China must set ethical standards for its Belt and Road investments
Mimi Zou says Hong Kong, if not Beijing itself, should seize the opportunity to take the lead, given its reputation in corporate governance and the protection of human rights
With some fanfare, the Belt and Road Summit in Hong Kong will take place on Wednesday. The “One Belt, One Road” initiative has been given significant attention by our city’s leaders. The summit will feature panels on trade, finance and infrastructure, though corporate social responsibility isn’t included.
The Belt and Road aims to foster economic connectivity between China and over 60 countries in Asia, the Middle East, Central and Eastern Europe, and Africa. With the rapid expansion of the scale, sectors and destinations of Chinese investment abroad, controversy has been growing over its social impact on host countries. These concerns have been especially acute in countries where the governments are unwilling or unable to assume their responsibilities. Chinese firms investing in these countries have been accused of engaging in poor labour, safety and environmental practices, bribing government officials and violating human rights.

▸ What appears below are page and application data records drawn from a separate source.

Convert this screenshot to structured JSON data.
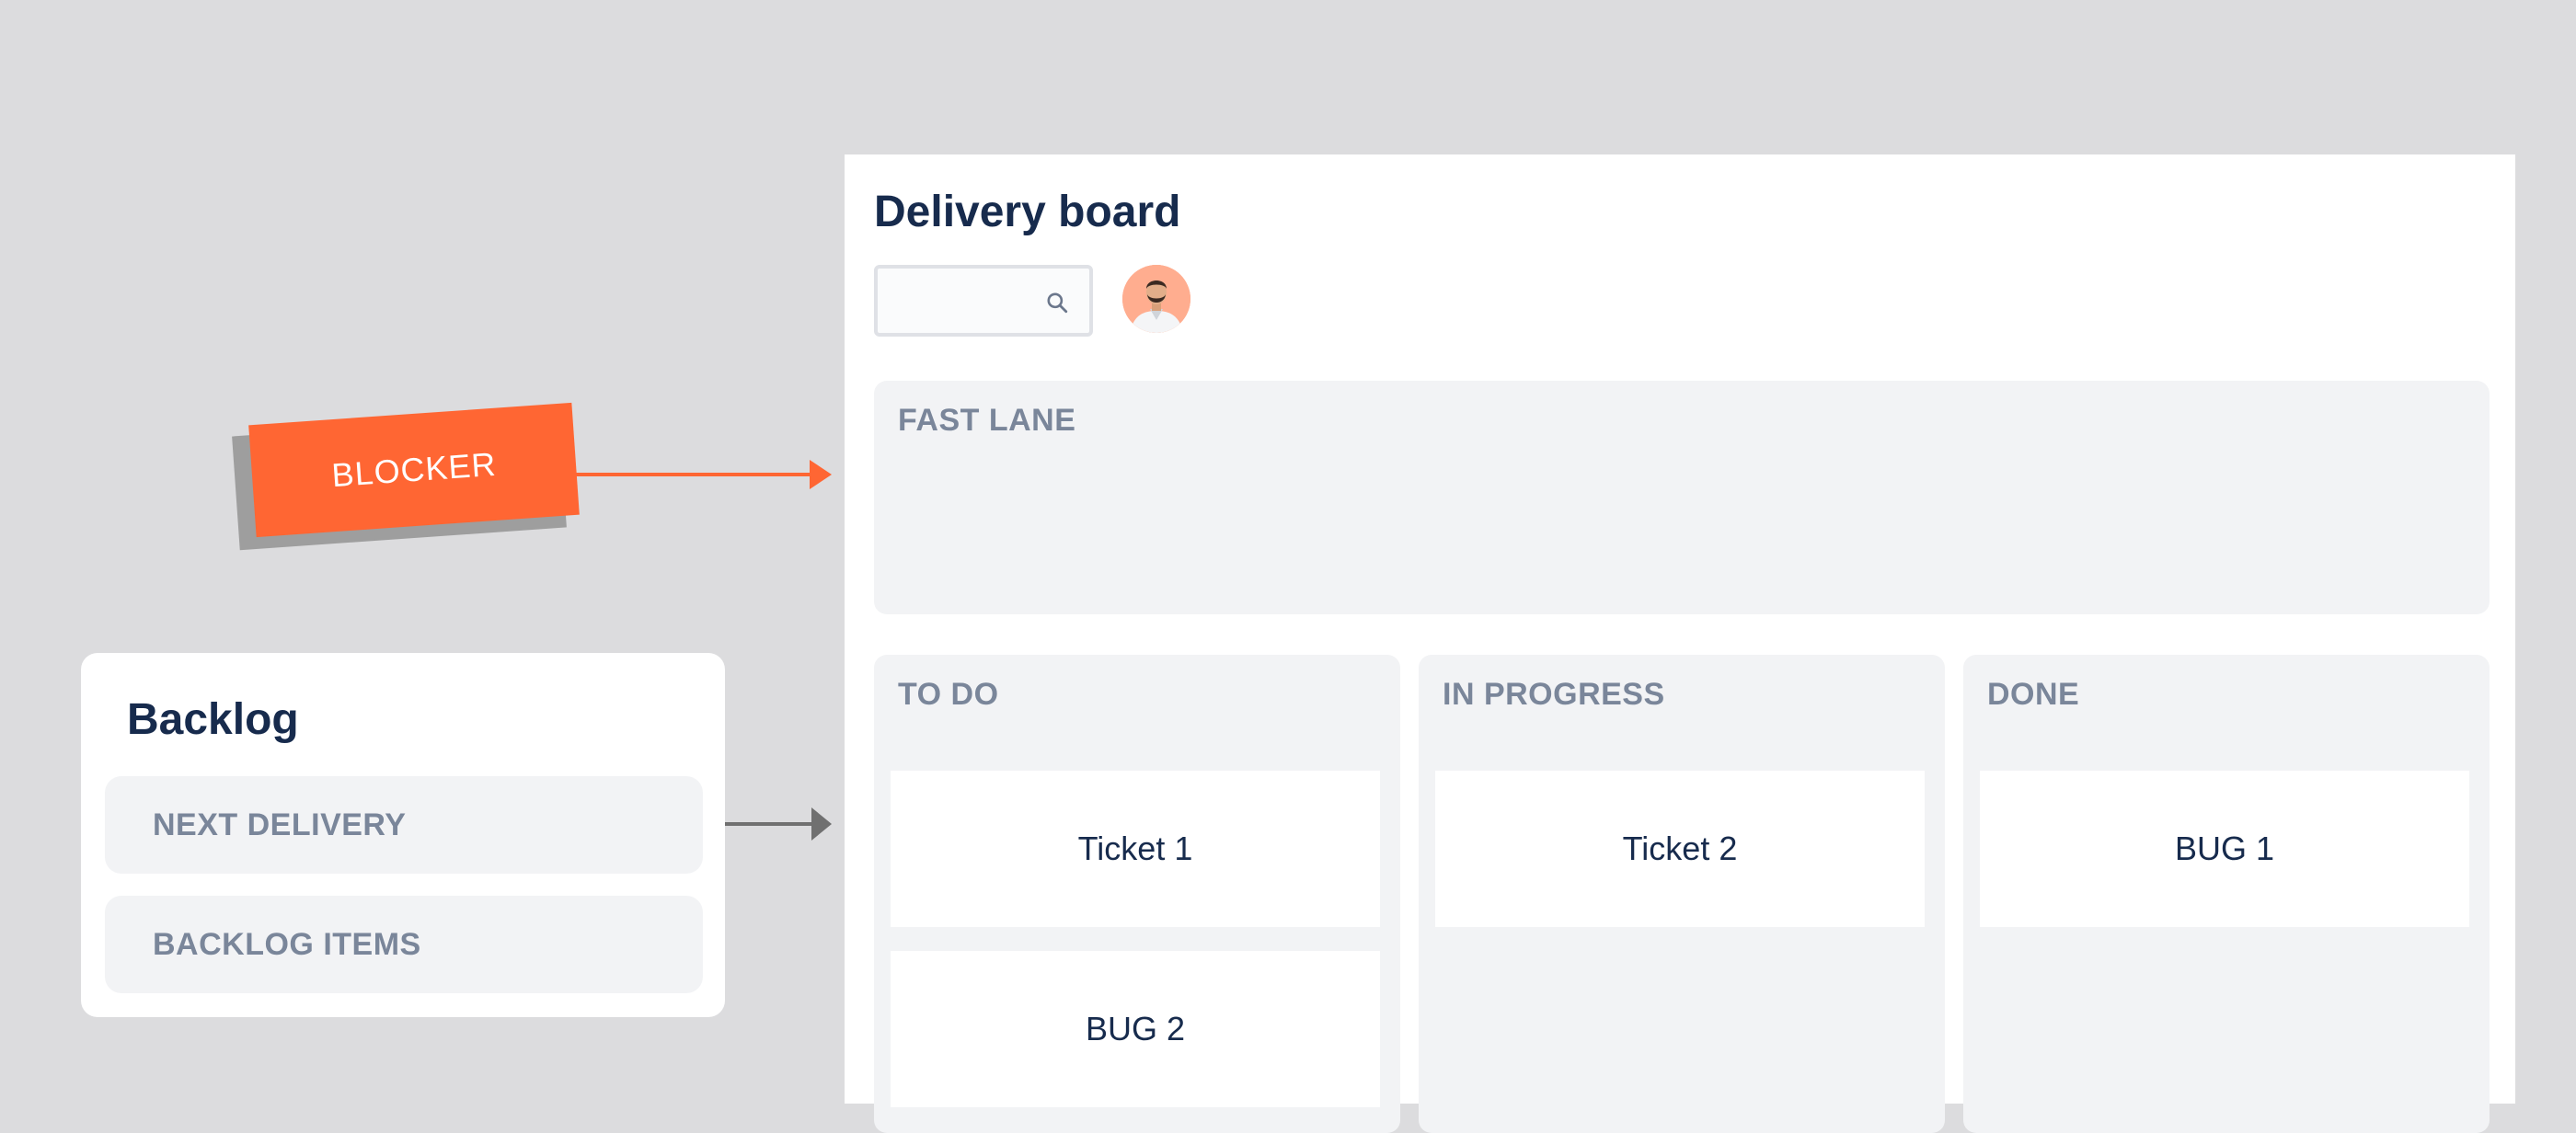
{
  "board": {
    "title": "Delivery board",
    "search_placeholder": "",
    "avatar_alt": "User avatar",
    "fast_lane": {
      "title": "FAST LANE"
    },
    "columns": [
      {
        "title": "TO DO",
        "cards": [
          "Ticket 1",
          "BUG 2"
        ]
      },
      {
        "title": "IN PROGRESS",
        "cards": [
          "Ticket 2"
        ]
      },
      {
        "title": "DONE",
        "cards": [
          "BUG 1"
        ]
      }
    ]
  },
  "backlog": {
    "title": "Backlog",
    "items": [
      "NEXT DELIVERY",
      "BACKLOG ITEMS"
    ]
  },
  "blocker": {
    "label": "BLOCKER"
  },
  "colors": {
    "background": "#dcdcde",
    "accent": "#ff6633",
    "lane": "#f2f3f5",
    "heading": "#172b4d",
    "muted": "#7a869a"
  },
  "icons": {
    "search": "search-icon",
    "arrow": "arrow-right-icon"
  }
}
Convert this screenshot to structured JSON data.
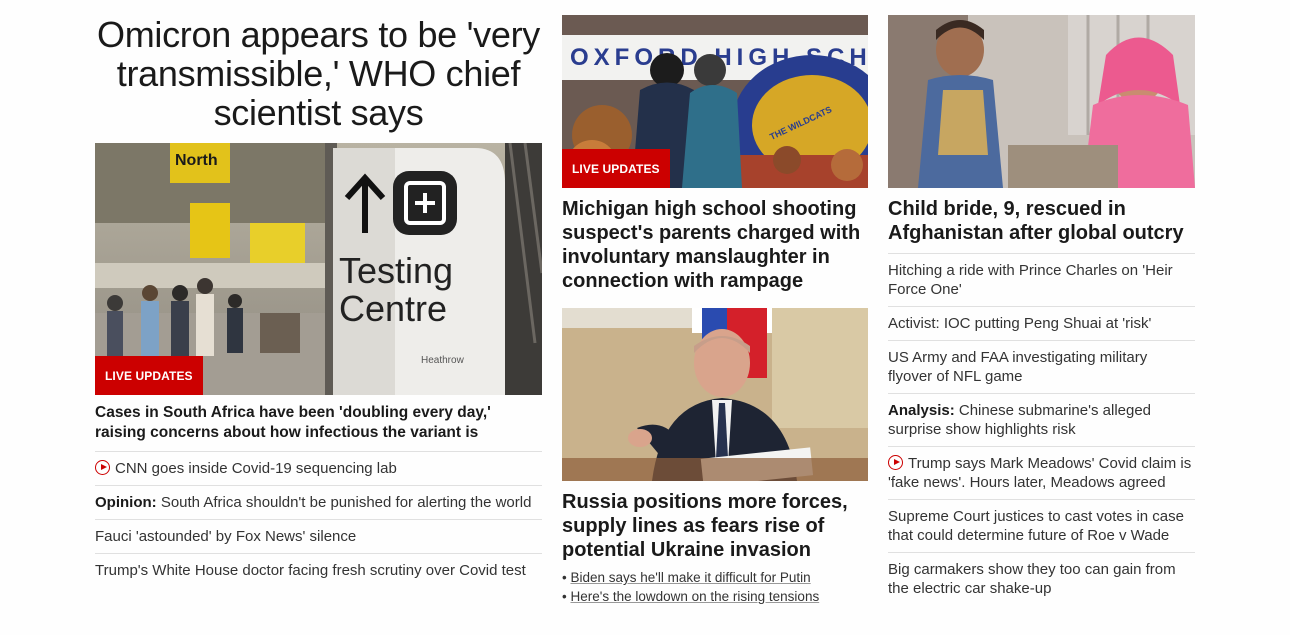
{
  "col1": {
    "top_headline": "Omicron appears to be 'very transmissible,' WHO chief scientist says",
    "image": {
      "sign_north": "North",
      "sign_testing": "Testing",
      "sign_centre": "Centre",
      "sign_brand": "Heathrow"
    },
    "badge": "LIVE UPDATES",
    "headline": "Cases in South Africa have been 'doubling every day,' raising concerns about how infectious the variant is",
    "items": [
      {
        "text": "CNN goes inside Covid-19 sequencing lab",
        "video": true
      },
      {
        "kicker": "Opinion:",
        "text": " South Africa shouldn't be punished for alerting the world"
      },
      {
        "text": "Fauci 'astounded' by Fox News' silence"
      },
      {
        "text": "Trump's White House doctor facing fresh scrutiny over Covid test"
      }
    ]
  },
  "col2": {
    "story1": {
      "image": {
        "sign_text": "OXFORD HIGH SCH",
        "sign_sub": "THE WILDCATS"
      },
      "badge": "LIVE UPDATES",
      "headline": "Michigan high school shooting suspect's parents charged with involuntary manslaughter in connection with rampage"
    },
    "story2": {
      "headline": "Russia positions more forces, supply lines as fears rise of potential Ukraine invasion",
      "bullets": [
        "Biden says he'll make it difficult for Putin",
        "Here's the lowdown on the rising tensions"
      ]
    }
  },
  "col3": {
    "headline": "Child bride, 9, rescued in Afghanistan after global outcry",
    "items": [
      {
        "text": "Hitching a ride with Prince Charles on 'Heir Force One'"
      },
      {
        "text": "Activist: IOC putting Peng Shuai at 'risk'"
      },
      {
        "text": "US Army and FAA investigating military flyover of NFL game"
      },
      {
        "kicker": "Analysis:",
        "text": " Chinese submarine's alleged surprise show highlights risk"
      },
      {
        "text": "Trump says Mark Meadows' Covid claim is 'fake news'. Hours later, Meadows agreed",
        "video": true
      },
      {
        "text": "Supreme Court justices to cast votes in case that could determine future of Roe v Wade"
      },
      {
        "text": "Big carmakers show they too can gain from the electric car shake-up"
      }
    ]
  },
  "colors": {
    "accent": "#cc0000",
    "text": "#262626",
    "divider": "#e0e0e0"
  }
}
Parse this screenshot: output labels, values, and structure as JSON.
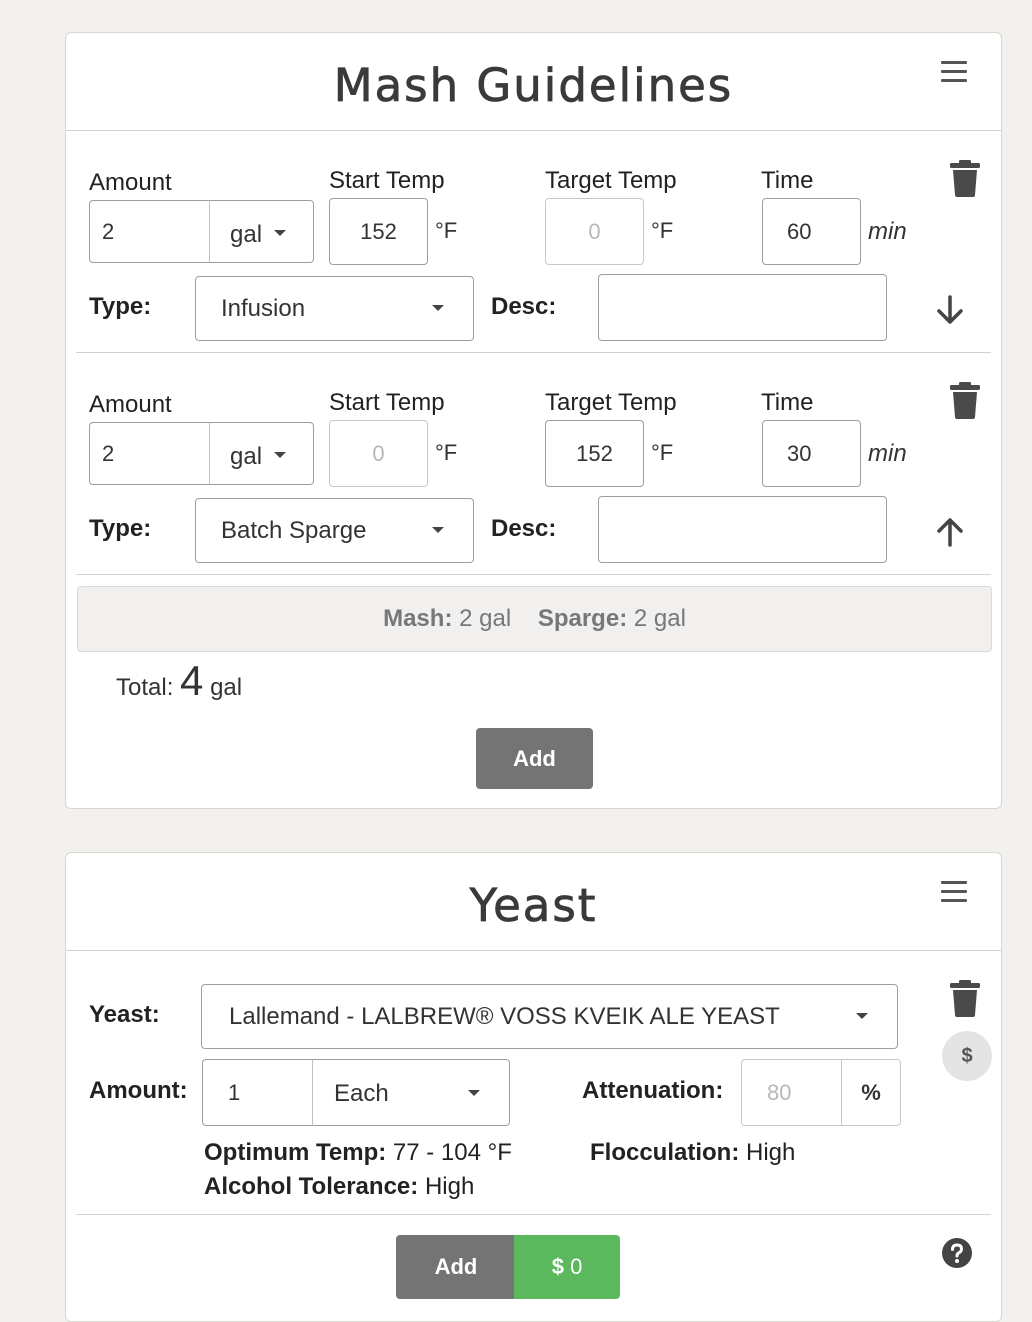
{
  "mash": {
    "title": "Mash Guidelines",
    "labels": {
      "amount": "Amount",
      "start_temp": "Start Temp",
      "target_temp": "Target Temp",
      "time": "Time",
      "type": "Type:",
      "desc": "Desc:",
      "deg_unit": "°F",
      "time_unit": "min"
    },
    "steps": [
      {
        "amount": "2",
        "amount_unit": "gal",
        "start_temp": "152",
        "target_temp_placeholder": "0",
        "time": "60",
        "type": "Infusion",
        "desc": "",
        "move_icon": "arrow-down-icon"
      },
      {
        "amount": "2",
        "amount_unit": "gal",
        "start_temp_placeholder": "0",
        "target_temp": "152",
        "time": "30",
        "type": "Batch Sparge",
        "desc": "",
        "move_icon": "arrow-up-icon"
      }
    ],
    "summary": {
      "mash_label": "Mash:",
      "mash_value": "2 gal",
      "sparge_label": "Sparge:",
      "sparge_value": "2 gal"
    },
    "total": {
      "label": "Total:",
      "value": "4",
      "unit": "gal"
    },
    "add_label": "Add"
  },
  "yeast": {
    "title": "Yeast",
    "labels": {
      "yeast": "Yeast:",
      "amount": "Amount:",
      "attenuation": "Attenuation:",
      "percent": "%",
      "optimum_temp": "Optimum Temp:",
      "flocculation": "Flocculation:",
      "alcohol_tolerance": "Alcohol Tolerance:"
    },
    "selected_yeast": "Lallemand - LALBREW® VOSS KVEIK ALE YEAST",
    "amount": "1",
    "amount_unit": "Each",
    "attenuation_placeholder": "80",
    "optimum_temp_value": "77 - 104 °F",
    "flocculation_value": "High",
    "alcohol_tolerance_value": "High",
    "price_icon_label": "$",
    "add_label": "Add",
    "cost_symbol": "$",
    "cost_value": "0"
  },
  "colors": {
    "accent_green": "#5cb85c",
    "button_grey": "#747474",
    "background": "#f3f1ee"
  }
}
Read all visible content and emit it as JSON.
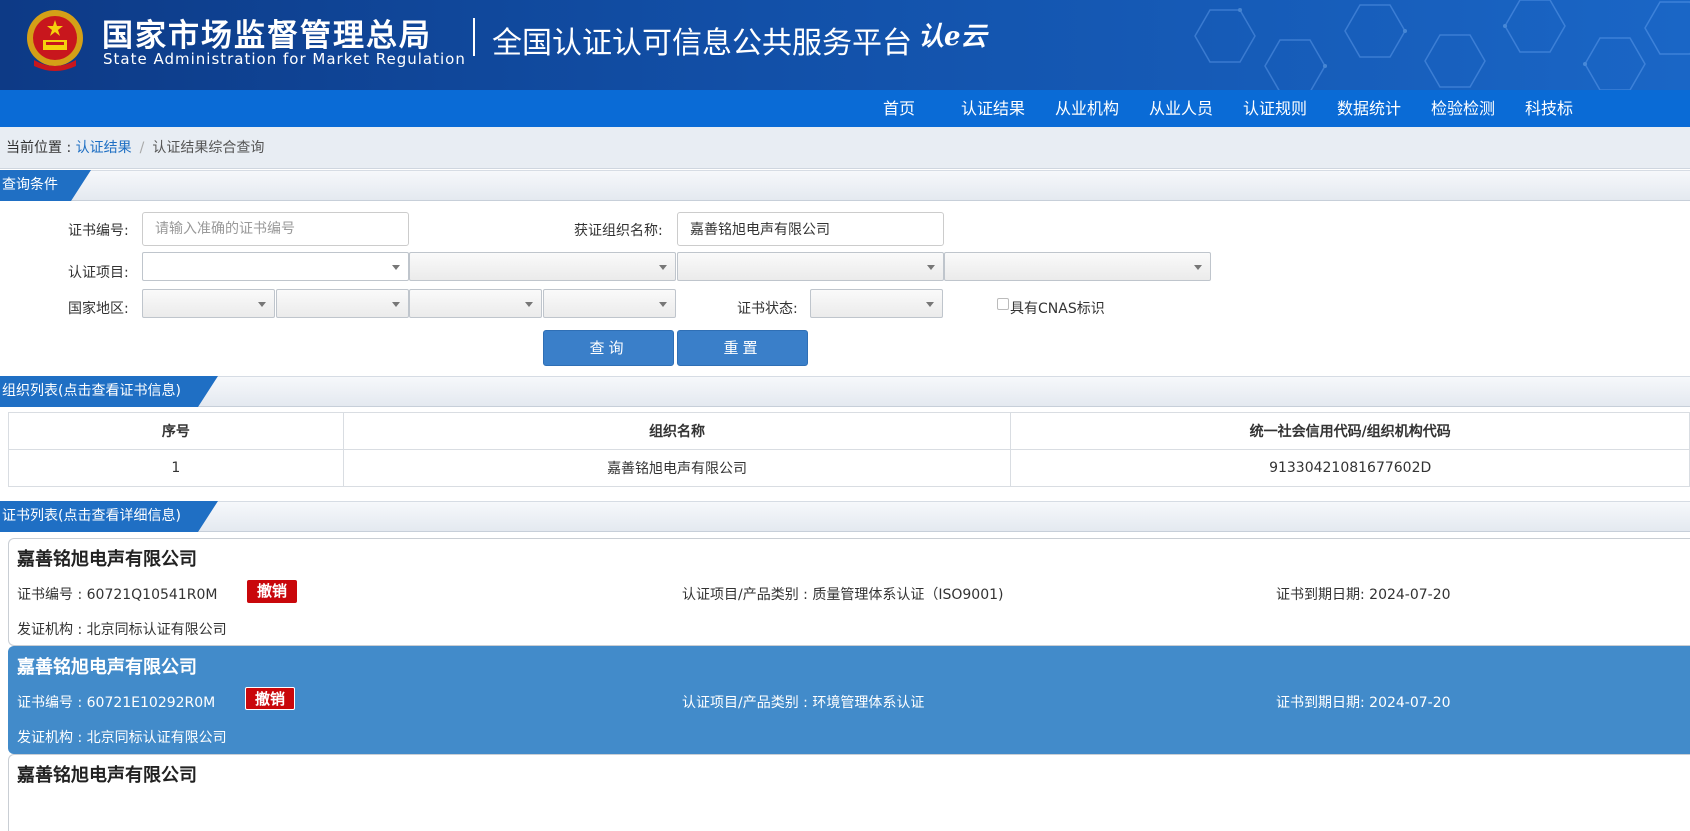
{
  "header": {
    "org_cn": "国家市场监督管理总局",
    "org_en": "State Administration  for  Market Regulation",
    "platform": "全国认证认可信息公共服务平台",
    "logo_text": "认e云"
  },
  "nav": [
    "首页",
    "认证结果",
    "从业机构",
    "从业人员",
    "认证规则",
    "数据统计",
    "检验检测",
    "科技标"
  ],
  "breadcrumb": {
    "prefix": "当前位置 : ",
    "link": "认证结果",
    "separator": "/",
    "current": "认证结果综合查询"
  },
  "query": {
    "section_title": "查询条件",
    "cert_no_label": "证书编号:",
    "cert_no_placeholder": "请输入准确的证书编号",
    "cert_no_value": "",
    "org_name_label": "获证组织名称:",
    "org_name_value": "嘉善铭旭电声有限公司",
    "project_label": "认证项目:",
    "region_label": "国家地区:",
    "status_label": "证书状态:",
    "cnas_label": "具有CNAS标识",
    "cnas_checked": false,
    "search_button": "查询",
    "reset_button": "重置"
  },
  "org_list": {
    "section_title": "组织列表(点击查看证书信息)",
    "columns": [
      "序号",
      "组织名称",
      "统一社会信用代码/组织机构代码"
    ],
    "rows": [
      {
        "index": "1",
        "name": "嘉善铭旭电声有限公司",
        "code": "91330421081677602D"
      }
    ]
  },
  "cert_list": {
    "section_title": "证书列表(点击查看详细信息)",
    "cert_no_prefix": "证书编号 : ",
    "category_prefix": "认证项目/产品类别 : ",
    "expiry_prefix": "证书到期日期: ",
    "issuer_prefix": "发证机构 : ",
    "items": [
      {
        "company": "嘉善铭旭电声有限公司",
        "cert_no": "60721Q10541R0M",
        "status": "撤销",
        "category": "质量管理体系认证（ISO9001)",
        "expiry": "2024-07-20",
        "issuer": "北京同标认证有限公司"
      },
      {
        "company": "嘉善铭旭电声有限公司",
        "cert_no": "60721E10292R0M",
        "status": "撤销",
        "category": "环境管理体系认证",
        "expiry": "2024-07-20",
        "issuer": "北京同标认证有限公司"
      },
      {
        "company": "嘉善铭旭电声有限公司"
      }
    ]
  },
  "colors": {
    "nav_bg": "#0a6bd6",
    "section_tab": "#1f6fc4",
    "button": "#3a7fc9",
    "badge_red": "#c9070b",
    "selected_card": "#428bca"
  }
}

The conduct of Chinese state-owned enterprises and private firms investing along the Belt and Road is likely to be subject to ever increasing international scrutiny. As the initiative also reflects a “soft power” geopolitical strategy for China to expand its role in regional and global affairs, the international community will expect Beijing to ensure its firms act as good corporate citizens abroad. Indeed, unfavourable consequences for China’s image have already prompted Beijing to introduce regulations, guidelines and policies to govern the conduct of Chinese firms investing abroad. A handful of corporate social responsibility schemes and codes of conduct have also been adopted by Chinese firms and industry groups.
With the Belt and Road initiative, China is pursuing a new development strategy that will broaden its role in global markets and production networks as well as its potential geopolitical influence. How it will shape the governance of labour, safety and environmental standards on a global scale is a critical issue. Could China become a new standard setter? Or will Chinese firms drive a race to the bottom in weak governance zones?
The failure of the Hong Kong summit to address these critical issues is a regrettable omission. Hong Kong has long been recognised as a standard setter for corporate governance and human rights in the region, as well as a platform for supporting China’s “Going Out” strategy. It is time to talk about the opportunity to work with Beijing to ensure Xi’s initiative enhances the well-being of all communities on the Belt and Road.
Professor Mimi Zou is associate director of the Centre for Rights and Justice at the Faculty of Law, the Chinese University of Hong Kong